ASSIGNED TASK -> Every line below needs to be reproduced exactly.

======== EXTRACTED RECORDS

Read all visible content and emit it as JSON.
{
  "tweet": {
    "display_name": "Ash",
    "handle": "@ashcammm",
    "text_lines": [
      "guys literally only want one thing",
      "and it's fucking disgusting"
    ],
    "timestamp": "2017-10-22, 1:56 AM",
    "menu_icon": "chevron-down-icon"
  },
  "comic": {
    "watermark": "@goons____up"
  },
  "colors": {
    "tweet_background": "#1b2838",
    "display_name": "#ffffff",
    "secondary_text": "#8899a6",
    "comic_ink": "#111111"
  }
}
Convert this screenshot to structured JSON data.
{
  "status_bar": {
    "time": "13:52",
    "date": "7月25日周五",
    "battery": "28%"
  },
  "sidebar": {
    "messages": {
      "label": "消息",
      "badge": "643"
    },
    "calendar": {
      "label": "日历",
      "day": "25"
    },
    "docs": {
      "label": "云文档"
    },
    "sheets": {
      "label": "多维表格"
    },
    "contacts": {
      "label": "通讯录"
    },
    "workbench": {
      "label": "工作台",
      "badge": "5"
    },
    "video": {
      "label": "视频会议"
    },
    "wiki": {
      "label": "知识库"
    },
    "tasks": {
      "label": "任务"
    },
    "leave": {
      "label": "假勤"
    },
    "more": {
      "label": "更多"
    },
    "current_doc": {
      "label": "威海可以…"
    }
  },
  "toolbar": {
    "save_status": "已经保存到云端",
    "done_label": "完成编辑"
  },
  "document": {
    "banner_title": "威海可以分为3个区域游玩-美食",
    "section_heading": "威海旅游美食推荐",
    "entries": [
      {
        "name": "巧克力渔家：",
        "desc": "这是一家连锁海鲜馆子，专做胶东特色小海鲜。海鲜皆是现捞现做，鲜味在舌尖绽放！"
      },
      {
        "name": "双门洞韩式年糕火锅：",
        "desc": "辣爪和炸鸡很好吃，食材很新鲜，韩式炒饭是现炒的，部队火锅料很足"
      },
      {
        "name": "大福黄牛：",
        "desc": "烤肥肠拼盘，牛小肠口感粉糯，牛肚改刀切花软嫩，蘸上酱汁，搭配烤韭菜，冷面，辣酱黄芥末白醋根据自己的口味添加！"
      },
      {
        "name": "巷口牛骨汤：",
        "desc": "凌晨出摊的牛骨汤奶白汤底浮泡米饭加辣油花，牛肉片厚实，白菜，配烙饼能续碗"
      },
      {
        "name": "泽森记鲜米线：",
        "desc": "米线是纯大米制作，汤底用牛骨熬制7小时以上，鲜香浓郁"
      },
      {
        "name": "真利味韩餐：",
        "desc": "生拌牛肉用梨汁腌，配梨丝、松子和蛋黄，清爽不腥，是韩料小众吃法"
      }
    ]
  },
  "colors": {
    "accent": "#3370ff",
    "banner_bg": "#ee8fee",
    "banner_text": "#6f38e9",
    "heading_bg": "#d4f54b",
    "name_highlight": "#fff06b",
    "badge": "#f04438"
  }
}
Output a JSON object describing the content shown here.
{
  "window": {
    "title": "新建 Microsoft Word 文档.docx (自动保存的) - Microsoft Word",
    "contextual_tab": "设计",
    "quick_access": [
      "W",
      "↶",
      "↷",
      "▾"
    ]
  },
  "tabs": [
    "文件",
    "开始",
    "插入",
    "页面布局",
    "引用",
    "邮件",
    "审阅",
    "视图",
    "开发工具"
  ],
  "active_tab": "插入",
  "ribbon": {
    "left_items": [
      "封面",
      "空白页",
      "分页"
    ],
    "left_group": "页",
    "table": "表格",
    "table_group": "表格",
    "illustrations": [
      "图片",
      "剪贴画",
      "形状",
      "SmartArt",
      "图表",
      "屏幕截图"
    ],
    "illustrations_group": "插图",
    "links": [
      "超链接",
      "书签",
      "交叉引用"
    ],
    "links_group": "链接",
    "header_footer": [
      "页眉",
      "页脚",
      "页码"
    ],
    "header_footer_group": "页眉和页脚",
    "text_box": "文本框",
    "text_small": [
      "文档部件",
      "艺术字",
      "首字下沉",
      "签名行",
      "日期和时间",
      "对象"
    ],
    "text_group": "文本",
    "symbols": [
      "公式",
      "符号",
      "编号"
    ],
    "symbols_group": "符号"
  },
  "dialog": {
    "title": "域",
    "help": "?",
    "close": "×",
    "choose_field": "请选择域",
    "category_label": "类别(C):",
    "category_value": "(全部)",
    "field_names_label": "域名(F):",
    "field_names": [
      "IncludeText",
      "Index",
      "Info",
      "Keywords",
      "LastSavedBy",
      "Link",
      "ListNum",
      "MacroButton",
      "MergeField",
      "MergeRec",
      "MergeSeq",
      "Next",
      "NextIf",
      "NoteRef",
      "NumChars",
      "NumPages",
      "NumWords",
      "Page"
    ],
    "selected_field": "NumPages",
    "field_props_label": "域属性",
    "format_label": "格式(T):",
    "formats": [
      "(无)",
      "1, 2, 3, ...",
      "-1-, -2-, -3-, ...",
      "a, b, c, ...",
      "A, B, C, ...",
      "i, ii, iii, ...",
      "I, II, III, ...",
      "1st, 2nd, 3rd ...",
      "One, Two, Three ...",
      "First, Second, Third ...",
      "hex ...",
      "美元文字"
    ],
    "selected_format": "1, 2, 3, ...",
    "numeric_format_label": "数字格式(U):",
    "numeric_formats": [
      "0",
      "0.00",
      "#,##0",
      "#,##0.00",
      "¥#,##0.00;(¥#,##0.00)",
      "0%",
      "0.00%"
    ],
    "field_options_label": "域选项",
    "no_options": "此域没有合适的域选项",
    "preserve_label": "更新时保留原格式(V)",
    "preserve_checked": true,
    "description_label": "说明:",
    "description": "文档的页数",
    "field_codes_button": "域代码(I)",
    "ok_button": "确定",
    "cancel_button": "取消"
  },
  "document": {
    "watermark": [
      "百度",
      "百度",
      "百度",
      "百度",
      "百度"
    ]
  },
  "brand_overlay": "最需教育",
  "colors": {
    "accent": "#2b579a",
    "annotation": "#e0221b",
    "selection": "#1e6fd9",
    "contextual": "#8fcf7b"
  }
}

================

WORKED SOLUTION ->
Read all visible content and emit it as JSON.
{
  "tweet": {
    "display_name": "Ash",
    "handle": "@ashcammm",
    "text_lines": [
      "guys literally only want one thing",
      "and it's fucking disgusting"
    ],
    "timestamp": "2017-10-22, 1:56 AM",
    "menu_icon": "chevron-down-icon"
  },
  "comic": {
    "watermark": "@goons____up"
  },
  "colors": {
    "tweet_background": "#1b2838",
    "display_name": "#ffffff",
    "secondary_text": "#8899a6",
    "comic_ink": "#111111"
  }
}
Convert this screenshot to structured JSON data.
{
  "status_bar": {
    "time": "13:52",
    "date": "7月25日周五",
    "battery": "28%"
  },
  "sidebar": {
    "messages": {
      "label": "消息",
      "badge": "643"
    },
    "calendar": {
      "label": "日历",
      "day": "25"
    },
    "docs": {
      "label": "云文档"
    },
    "sheets": {
      "label": "多维表格"
    },
    "contacts": {
      "label": "通讯录"
    },
    "workbench": {
      "label": "工作台",
      "badge": "5"
    },
    "video": {
      "label": "视频会议"
    },
    "wiki": {
      "label": "知识库"
    },
    "tasks": {
      "label": "任务"
    },
    "leave": {
      "label": "假勤"
    },
    "more": {
      "label": "更多"
    },
    "current_doc": {
      "label": "威海可以…"
    }
  },
  "toolbar": {
    "save_status": "已经保存到云端",
    "done_label": "完成编辑"
  },
  "document": {
    "banner_title": "威海可以分为3个区域游玩-美食",
    "section_heading": "威海旅游美食推荐",
    "entries": [
      {
        "name": "巧克力渔家：",
        "desc": "这是一家连锁海鲜馆子，专做胶东特色小海鲜。海鲜皆是现捞现做，鲜味在舌尖绽放！"
      },
      {
        "name": "双门洞韩式年糕火锅：",
        "desc": "辣爪和炸鸡很好吃，食材很新鲜，韩式炒饭是现炒的，部队火锅料很足"
      },
      {
        "name": "大福黄牛：",
        "desc": "烤肥肠拼盘，牛小肠口感粉糯，牛肚改刀切花软嫩，蘸上酱汁，搭配烤韭菜，冷面，辣酱黄芥末白醋根据自己的口味添加！"
      },
      {
        "name": "巷口牛骨汤：",
        "desc": "凌晨出摊的牛骨汤奶白汤底浮泡米饭加辣油花，牛肉片厚实，白菜，配烙饼能续碗"
      },
      {
        "name": "泽森记鲜米线：",
        "desc": "米线是纯大米制作，汤底用牛骨熬制7小时以上，鲜香浓郁"
      },
      {
        "name": "真利味韩餐：",
        "desc": "生拌牛肉用梨汁腌，配梨丝、松子和蛋黄，清爽不腥，是韩料小众吃法"
      }
    ]
  },
  "colors": {
    "accent": "#3370ff",
    "banner_bg": "#ee8fee",
    "banner_text": "#6f38e9",
    "heading_bg": "#d4f54b",
    "name_highlight": "#fff06b",
    "badge": "#f04438"
  }
}
Output a JSON object describing the content shown here.
{
  "window": {
    "title": "新建 Microsoft Word 文档.docx (自动保存的) - Microsoft Word",
    "contextual_tab": "设计",
    "quick_access": [
      "W",
      "↶",
      "↷",
      "▾"
    ]
  },
  "tabs": [
    "文件",
    "开始",
    "插入",
    "页面布局",
    "引用",
    "邮件",
    "审阅",
    "视图",
    "开发工具"
  ],
  "active_tab": "插入",
  "ribbon": {
    "left_items": [
      "封面",
      "空白页",
      "分页"
    ],
    "left_group": "页",
    "table": "表格",
    "table_group": "表格",
    "illustrations": [
      "图片",
      "剪贴画",
      "形状",
      "SmartArt",
      "图表",
      "屏幕截图"
    ],
    "illustrations_group": "插图",
    "links": [
      "超链接",
      "书签",
      "交叉引用"
    ],
    "links_group": "链接",
    "header_footer": [
      "页眉",
      "页脚",
      "页码"
    ],
    "header_footer_group": "页眉和页脚",
    "text_box": "文本框",
    "text_small": [
      "文档部件",
      "艺术字",
      "首字下沉",
      "签名行",
      "日期和时间",
      "对象"
    ],
    "text_group": "文本",
    "symbols": [
      "公式",
      "符号",
      "编号"
    ],
    "symbols_group": "符号"
  },
  "dialog": {
    "title": "域",
    "help": "?",
    "close": "×",
    "choose_field": "请选择域",
    "category_label": "类别(C):",
    "category_value": "(全部)",
    "field_names_label": "域名(F):",
    "field_names": [
      "IncludeText",
      "Index",
      "Info",
      "Keywords",
      "LastSavedBy",
      "Link",
      "ListNum",
      "MacroButton",
      "MergeField",
      "MergeRec",
      "MergeSeq",
      "Next",
      "NextIf",
      "NoteRef",
      "NumChars",
      "NumPages",
      "NumWords",
      "Page"
    ],
    "selected_field": "NumPages",
    "field_props_label": "域属性",
    "format_label": "格式(T):",
    "formats": [
      "(无)",
      "1, 2, 3, ...",
      "-1-, -2-, -3-, ...",
      "a, b, c, ...",
      "A, B, C, ...",
      "i, ii, iii, ...",
      "I, II, III, ...",
      "1st, 2nd, 3rd ...",
      "One, Two, Three ...",
      "First, Second, Third ...",
      "hex ...",
      "美元文字"
    ],
    "selected_format": "1, 2, 3, ...",
    "numeric_format_label": "数字格式(U):",
    "numeric_formats": [
      "0",
      "0.00",
      "#,##0",
      "#,##0.00",
      "¥#,##0.00;(¥#,##0.00)",
      "0%",
      "0.00%"
    ],
    "field_options_label": "域选项",
    "no_options": "此域没有合适的域选项",
    "preserve_label": "更新时保留原格式(V)",
    "preserve_checked": true,
    "description_label": "说明:",
    "description": "文档的页数",
    "field_codes_button": "域代码(I)",
    "ok_button": "确定",
    "cancel_button": "取消"
  },
  "document": {
    "watermark": [
      "百度",
      "百度",
      "百度",
      "百度",
      "百度"
    ]
  },
  "brand_overlay": "最需教育",
  "colors": {
    "accent": "#2b579a",
    "annotation": "#e0221b",
    "selection": "#1e6fd9",
    "contextual": "#8fcf7b"
  }
}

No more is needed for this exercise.